24. What are the proper dimensions for a hemlock beam carrying a distributed load of 6,000 pounds on a span of 12 feet, so that the deflection shall not exceed 1/8 inch?

25. What should be the dimensions of a column of hemlock 12 feet high, to support safely a load of 15,000 pounds?

26. Make up a bar list and sketches, similar to those of Figs. 175 to 180, with dimensions, for the bending of the bars in one panel as sketched in Fig. 109.

27. What are the several methods of bonding old and new concrete in floor construction?

1. Draw on a sheet of drawing paper four lines which are not parallel, and whose directions and lengths represent the directions and intensities of the forces. Then determine graphically the resultant of the four forces.

2. Draw four parallel vertical lines which represent the location, direction, and intensities of four parallel forces. Select two points, one on either side of the group of forces, which are to be considered as abutment points. Find, first, the position and intensity of the resultant of the four forces; and second, the amount of the vertical reactions at the two abutments.

3. Select some point within the equilibrium polygon of Answer No. 2, and find the pole, the force diagram, and the equilibrium polygon which shall pass through this chosen point.

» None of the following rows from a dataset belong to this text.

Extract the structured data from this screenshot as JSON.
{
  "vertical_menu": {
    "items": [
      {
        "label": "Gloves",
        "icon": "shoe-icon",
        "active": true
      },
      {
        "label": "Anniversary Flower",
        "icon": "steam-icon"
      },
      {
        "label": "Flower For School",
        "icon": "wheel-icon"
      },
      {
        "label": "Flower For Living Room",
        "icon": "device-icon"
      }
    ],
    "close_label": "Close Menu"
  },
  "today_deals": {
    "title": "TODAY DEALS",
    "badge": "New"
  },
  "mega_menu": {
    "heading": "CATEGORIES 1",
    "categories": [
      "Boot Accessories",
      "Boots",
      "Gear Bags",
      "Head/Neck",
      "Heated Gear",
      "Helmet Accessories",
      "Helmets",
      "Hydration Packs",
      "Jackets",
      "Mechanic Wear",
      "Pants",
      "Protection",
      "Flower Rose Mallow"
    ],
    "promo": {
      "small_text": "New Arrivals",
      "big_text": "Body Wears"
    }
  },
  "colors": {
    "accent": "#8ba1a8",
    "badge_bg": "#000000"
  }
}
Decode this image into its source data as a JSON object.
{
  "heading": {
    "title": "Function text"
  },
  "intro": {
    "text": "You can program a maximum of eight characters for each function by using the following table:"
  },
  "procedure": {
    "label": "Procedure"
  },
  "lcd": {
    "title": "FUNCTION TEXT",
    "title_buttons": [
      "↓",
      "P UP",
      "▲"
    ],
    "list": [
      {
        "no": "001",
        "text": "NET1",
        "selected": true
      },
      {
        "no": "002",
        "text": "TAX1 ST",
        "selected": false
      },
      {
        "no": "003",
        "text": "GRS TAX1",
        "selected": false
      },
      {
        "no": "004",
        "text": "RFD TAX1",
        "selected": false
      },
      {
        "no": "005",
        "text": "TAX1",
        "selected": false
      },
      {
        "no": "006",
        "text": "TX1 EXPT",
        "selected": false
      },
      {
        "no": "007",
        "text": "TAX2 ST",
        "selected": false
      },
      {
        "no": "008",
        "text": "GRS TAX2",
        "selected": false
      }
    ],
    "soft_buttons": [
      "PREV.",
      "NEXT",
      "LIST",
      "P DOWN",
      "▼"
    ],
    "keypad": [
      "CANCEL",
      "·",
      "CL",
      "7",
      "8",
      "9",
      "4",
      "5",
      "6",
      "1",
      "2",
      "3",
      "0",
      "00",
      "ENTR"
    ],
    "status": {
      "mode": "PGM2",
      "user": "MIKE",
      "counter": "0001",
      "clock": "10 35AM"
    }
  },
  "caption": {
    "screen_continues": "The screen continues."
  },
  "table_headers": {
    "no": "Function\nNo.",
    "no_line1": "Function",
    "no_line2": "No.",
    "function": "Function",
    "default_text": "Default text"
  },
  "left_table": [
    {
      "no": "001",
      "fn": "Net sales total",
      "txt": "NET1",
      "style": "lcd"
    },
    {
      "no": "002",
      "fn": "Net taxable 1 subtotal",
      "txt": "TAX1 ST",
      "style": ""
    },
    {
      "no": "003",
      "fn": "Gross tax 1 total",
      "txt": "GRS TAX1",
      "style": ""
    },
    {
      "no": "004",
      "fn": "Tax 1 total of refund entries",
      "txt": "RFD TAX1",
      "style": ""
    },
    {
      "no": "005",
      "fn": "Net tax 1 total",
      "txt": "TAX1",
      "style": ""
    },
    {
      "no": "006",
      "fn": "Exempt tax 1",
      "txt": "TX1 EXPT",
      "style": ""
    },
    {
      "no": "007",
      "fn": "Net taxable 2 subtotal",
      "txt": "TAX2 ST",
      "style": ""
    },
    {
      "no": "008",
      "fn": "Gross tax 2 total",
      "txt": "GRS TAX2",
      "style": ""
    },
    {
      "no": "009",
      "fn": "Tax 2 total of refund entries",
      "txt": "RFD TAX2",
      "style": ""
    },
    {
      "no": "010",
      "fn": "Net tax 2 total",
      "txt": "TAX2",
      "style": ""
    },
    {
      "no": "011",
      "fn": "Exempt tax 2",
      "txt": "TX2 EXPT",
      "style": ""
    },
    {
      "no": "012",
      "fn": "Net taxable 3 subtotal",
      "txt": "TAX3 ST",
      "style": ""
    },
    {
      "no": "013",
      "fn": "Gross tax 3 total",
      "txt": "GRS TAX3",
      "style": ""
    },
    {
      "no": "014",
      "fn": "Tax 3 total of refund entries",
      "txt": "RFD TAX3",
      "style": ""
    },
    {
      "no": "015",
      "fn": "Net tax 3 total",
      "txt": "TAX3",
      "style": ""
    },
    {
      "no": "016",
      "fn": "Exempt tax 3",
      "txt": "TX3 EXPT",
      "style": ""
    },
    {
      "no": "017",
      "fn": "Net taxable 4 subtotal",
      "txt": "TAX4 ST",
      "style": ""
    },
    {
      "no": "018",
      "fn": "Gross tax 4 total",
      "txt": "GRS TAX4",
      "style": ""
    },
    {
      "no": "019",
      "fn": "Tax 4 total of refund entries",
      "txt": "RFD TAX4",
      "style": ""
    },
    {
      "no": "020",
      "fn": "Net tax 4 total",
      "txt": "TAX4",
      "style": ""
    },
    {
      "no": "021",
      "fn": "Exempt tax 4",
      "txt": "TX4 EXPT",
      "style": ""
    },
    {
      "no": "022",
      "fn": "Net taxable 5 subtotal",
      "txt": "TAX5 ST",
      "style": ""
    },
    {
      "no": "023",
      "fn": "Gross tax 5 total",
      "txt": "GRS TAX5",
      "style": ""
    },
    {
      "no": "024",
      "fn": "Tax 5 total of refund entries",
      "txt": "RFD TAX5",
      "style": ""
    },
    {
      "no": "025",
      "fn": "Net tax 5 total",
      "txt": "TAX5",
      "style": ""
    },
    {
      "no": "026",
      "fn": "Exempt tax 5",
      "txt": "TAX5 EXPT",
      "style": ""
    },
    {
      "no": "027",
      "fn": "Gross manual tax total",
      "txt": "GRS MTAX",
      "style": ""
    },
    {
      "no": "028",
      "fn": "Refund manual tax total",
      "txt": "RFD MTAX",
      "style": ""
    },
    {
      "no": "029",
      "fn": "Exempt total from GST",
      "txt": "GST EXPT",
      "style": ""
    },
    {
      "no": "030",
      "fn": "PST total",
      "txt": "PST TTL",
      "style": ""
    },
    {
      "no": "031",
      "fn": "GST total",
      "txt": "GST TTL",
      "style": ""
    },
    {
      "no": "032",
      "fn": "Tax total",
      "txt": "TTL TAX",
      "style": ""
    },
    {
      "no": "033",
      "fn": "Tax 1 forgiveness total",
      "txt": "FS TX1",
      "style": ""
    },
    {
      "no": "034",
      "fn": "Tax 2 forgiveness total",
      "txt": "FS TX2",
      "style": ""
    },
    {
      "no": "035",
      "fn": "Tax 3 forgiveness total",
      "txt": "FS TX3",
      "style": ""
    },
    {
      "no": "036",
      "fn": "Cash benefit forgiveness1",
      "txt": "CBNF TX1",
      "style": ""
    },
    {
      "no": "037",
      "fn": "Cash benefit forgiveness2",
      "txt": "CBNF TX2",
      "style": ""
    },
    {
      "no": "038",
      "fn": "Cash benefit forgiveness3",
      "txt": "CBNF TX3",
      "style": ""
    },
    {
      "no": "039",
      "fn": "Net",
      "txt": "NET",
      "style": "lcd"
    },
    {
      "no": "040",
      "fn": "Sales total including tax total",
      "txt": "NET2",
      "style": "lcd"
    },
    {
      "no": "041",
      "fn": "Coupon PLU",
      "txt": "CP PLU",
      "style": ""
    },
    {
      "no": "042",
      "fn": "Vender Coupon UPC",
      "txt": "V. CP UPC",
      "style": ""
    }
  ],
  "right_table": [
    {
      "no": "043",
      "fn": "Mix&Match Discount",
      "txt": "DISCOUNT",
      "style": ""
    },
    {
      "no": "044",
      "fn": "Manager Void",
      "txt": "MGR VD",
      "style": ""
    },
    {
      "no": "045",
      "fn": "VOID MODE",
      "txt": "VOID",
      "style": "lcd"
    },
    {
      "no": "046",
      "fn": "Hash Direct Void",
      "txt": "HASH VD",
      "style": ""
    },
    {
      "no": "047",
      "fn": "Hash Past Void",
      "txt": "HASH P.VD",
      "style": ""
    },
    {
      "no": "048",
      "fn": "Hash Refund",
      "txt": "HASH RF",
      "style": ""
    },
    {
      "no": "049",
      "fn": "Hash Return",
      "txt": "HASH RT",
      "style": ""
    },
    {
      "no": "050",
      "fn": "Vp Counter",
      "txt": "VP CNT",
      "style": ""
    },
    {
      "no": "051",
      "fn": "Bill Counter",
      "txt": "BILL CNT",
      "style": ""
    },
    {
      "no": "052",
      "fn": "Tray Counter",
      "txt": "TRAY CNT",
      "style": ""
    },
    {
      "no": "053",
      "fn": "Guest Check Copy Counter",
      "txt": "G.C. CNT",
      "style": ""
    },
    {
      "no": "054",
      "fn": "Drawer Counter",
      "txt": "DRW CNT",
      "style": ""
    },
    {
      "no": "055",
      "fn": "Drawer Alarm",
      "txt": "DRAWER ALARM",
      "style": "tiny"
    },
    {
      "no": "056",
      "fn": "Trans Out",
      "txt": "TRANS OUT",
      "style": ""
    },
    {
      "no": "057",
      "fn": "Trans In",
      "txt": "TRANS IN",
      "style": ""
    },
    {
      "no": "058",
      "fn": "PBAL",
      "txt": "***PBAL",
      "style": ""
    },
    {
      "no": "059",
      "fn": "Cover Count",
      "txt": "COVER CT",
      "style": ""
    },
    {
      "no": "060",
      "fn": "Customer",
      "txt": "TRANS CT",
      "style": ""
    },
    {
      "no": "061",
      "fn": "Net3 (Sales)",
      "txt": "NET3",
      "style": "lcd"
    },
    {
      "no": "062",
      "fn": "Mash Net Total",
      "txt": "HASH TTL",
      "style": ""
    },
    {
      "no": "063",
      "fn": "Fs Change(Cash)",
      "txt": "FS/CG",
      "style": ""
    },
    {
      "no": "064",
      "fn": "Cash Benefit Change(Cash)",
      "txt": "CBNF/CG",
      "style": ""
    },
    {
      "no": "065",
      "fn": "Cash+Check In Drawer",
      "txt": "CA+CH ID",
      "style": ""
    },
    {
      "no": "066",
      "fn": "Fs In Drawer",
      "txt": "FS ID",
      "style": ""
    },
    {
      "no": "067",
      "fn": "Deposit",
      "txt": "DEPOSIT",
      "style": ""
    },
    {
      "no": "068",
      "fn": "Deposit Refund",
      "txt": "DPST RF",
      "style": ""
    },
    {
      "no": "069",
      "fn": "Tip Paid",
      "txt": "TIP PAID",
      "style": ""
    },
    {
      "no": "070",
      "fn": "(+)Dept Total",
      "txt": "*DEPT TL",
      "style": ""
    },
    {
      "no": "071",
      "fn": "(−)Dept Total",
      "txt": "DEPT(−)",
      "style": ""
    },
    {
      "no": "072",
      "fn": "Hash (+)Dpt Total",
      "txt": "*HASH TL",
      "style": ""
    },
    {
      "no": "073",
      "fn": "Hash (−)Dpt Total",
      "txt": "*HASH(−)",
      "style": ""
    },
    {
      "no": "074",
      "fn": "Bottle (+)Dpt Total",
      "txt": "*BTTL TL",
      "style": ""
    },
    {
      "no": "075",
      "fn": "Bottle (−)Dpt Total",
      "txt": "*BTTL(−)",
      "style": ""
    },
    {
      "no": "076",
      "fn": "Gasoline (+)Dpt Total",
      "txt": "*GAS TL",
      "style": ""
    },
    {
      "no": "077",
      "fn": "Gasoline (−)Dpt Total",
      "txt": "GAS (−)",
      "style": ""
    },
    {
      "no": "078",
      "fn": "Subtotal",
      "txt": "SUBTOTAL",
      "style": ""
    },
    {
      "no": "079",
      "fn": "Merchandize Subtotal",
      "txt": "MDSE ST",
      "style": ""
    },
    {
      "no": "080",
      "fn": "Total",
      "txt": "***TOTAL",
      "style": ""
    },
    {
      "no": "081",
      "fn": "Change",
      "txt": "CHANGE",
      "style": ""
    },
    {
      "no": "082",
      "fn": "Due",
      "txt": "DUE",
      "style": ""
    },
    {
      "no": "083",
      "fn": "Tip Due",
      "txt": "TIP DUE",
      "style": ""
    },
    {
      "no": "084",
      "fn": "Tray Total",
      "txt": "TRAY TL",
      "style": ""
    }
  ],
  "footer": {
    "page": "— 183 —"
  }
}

4. Draw two lines which are not parallel, which represent the locations, intensities, and directions of two forces. Select two points in the same horizontal line as abutments, and find an equilibrium polygon which will hold these forces in equilibrium.

5. Select Another Point In The Diagram Of Answer No. 4, and draw an equilibrium polygon through it.

6. What is the distinction between a right arch and a skew arch?

7. The pressure on a masonry joint 50 inches wide by 12 inches thick is 120,000 pounds. The center of pressure is 15 inches from one edge. What is the maximum unit-pressure on any part of the joint?

8. Draw the intrados for a segmental arch with a span of 40 feet and a rise of 10 feet. Compute the proper depth of keystone; make the thickness at the abutment 1/4 greater, and draw the extrados. Use scale of 1/2 inch = 1 foot.

9. On the basis of Question 8, draw the load line, allowing for a level cinder fill, a 7-inch pavement, and a live load of 200 pounds per square foot. Use scale of 3,000 pounds per inch for load line.

10. Assuming 15 voussoirs in the above arch, compute the vertical loads on each voussoir, and draw a half load line for full loading over the whole arch.

11. Determine the special equilibrium polygon for the above loading, and the maximum unit-intensity of pressure at any joint.

12. Determine the load line for a concentrated load of 20,000 pounds on an area of 25 square feet at the quarter-point of the arch, and a load of 200 pounds per square foot over the remainder of the half-span.

13. Draw the special equilibrium polygon for the loading of Question 12, and determine the maximum unit-intensity of pressure at any joint.

14. Design an abutment for the above arch which shall be stable under either of the above conditions of loading.

15. Draw the load line for the above arch on the basis of the loading of Question 12, but on the assumption that the pressures on the arch are perpendicular to the extrados.

16. What is the essential distinction between a voussoir arch and an arch rib?

17. What are the three kinds of arch ribs, and what are their distinctive characteristics?

18. Assuming that the special equilibrium polygon for any loading has been determined, how do you determine the moment, thrust, and shear at any point of an arch rib?

19. How do you determine the moment of inertia of a rib section which is reinforced both top and bottom?

20. Redraw The Extrados And Intrados Of Fig 234 on the scale of 1/4 inch = 1 foot; and then, by scaling the various thicknesses at every two-foot section, for 26 feet on each side of the center, compute the moment of inertia for each section.

Continue to: